Who Killed James Joyce


In this my new one man show, ‘Who Killed James Joyce’ Launched at the Cúirt literary Festival in Galway I have once again returned to the brimming well of Irish Poetry from both languages and summoned a meitheal of poets both living and the dead, to bring home a bountiful literary harvest set to music. Most of these poems have not been previously set to music and from the moment I clapped eyes on them they sung to me and are humourous and thought provoking by times.

Stories and anecdotes about the men and women behind the poetry, brings to life their passions and what prompts their awe-inspiring work. Occasional instrumentals, jigs and reels give the audience time to relax and savour the words.

I was surprised to find out that Joyce was an extrovert, practical joker and could have been a great actor. He was ‘the star turn when they play charades. He was a clever mimic and his impassive poker face helping his imperson­ations.

Late for school Joyce had to report to the Rector after quite a long lecture Joyce added, ‘Mr. Dempsey told me to tell you, Sir, that I was half an hour late also yesterday.’ This led to a second telling-off, Joyce took up the running again – this time almost with a, yawn Mr. Dempsey told me to tell you, Sir, that I have not been in time for school any day this month.’
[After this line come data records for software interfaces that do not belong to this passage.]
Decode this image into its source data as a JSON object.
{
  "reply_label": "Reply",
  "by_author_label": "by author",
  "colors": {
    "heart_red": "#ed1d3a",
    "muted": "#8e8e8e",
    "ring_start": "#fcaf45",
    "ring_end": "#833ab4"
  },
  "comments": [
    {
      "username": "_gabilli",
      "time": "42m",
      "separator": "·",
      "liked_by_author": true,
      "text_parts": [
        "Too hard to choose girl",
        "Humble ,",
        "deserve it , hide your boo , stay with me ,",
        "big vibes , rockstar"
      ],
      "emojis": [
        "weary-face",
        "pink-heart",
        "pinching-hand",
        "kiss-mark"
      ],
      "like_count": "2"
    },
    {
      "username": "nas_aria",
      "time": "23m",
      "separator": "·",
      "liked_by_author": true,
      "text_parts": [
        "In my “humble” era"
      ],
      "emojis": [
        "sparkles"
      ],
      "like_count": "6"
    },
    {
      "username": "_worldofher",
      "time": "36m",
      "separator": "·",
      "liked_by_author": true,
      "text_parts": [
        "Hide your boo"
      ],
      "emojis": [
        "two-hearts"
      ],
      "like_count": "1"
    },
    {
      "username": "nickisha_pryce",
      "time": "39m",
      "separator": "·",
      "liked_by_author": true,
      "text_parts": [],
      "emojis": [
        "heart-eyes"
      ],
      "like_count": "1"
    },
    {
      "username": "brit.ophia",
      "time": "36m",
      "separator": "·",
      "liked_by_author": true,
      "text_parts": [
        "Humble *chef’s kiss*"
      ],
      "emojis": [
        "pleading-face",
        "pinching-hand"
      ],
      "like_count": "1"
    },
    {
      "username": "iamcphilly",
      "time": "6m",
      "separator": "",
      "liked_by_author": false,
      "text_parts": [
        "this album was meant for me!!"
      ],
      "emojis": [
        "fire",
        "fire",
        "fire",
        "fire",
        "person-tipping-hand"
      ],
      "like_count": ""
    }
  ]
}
Through Maud’ Gonne’s influence Yeats joined the Irish Republican Brotherhood though a police report described Yeats as a “more or less revolutionary” Yeats viewed Maud with suspicion and her world full of intrigues

I never before Yeats said of Oscar Wilde heard a man talking with perfect sentences, as if he had written them all over night with labour and yet all spontaneous.

Oscar when asked why he signed his name Oscar O’Flaherty Wilde replied. “They were kings of Ireland and he being descended from them had a right to”. Harris his friend burst out laughing and Oscar reprimanded. “How unkind of you Frank, the Irish were civilized and Christian when the English were keeping themselves warm with tattooing.”

Someone said that Gogarty would be happy anywhere except in prison; According to Gogarty, Mona Lisa’s smile was the ef­fects of an ill-fitting denture. The first Irish doctor to have a pilot’s licence” During an acrimonious Senate debate when an opponent asked, Is it to be a battle of wits? Gogarty replied, “No I would never fight an unarmed man.”

The poems:

Patrick Kavanagh, Who Killed James Joyce.
James Joyce, Gas From a Burner.
WB Yeats, Host of The air, The Stolen Child.
Mairtin Ó Direáin, Fís An Daill.
Louise Mc Neice, ‘Prognosis’ and Bagpipe Music.
Michael Hartnett, Ballad of The State of The Nation and I Can Read You Like A Book.

Seán Ó Ríordáin Cúl An Tí.

Oscar Wilde’s, Reading Gaol, Requiescat.
Padhraig Pearse, Bean tShleibhe ag Caoineadh a Mic.
Seamus Heaney, ‘Poem’
Rita Ann Higgins, Ode to Rahoon.
Mary O’Malley, Hormones
Connie O Halloran, Hung Out to Dry.
Paul Durcan, Making Love Outside Áras an Uachtaráin.
Phil Gaston, The World is Turning.
Oliver St John Gogarty, Ringsend.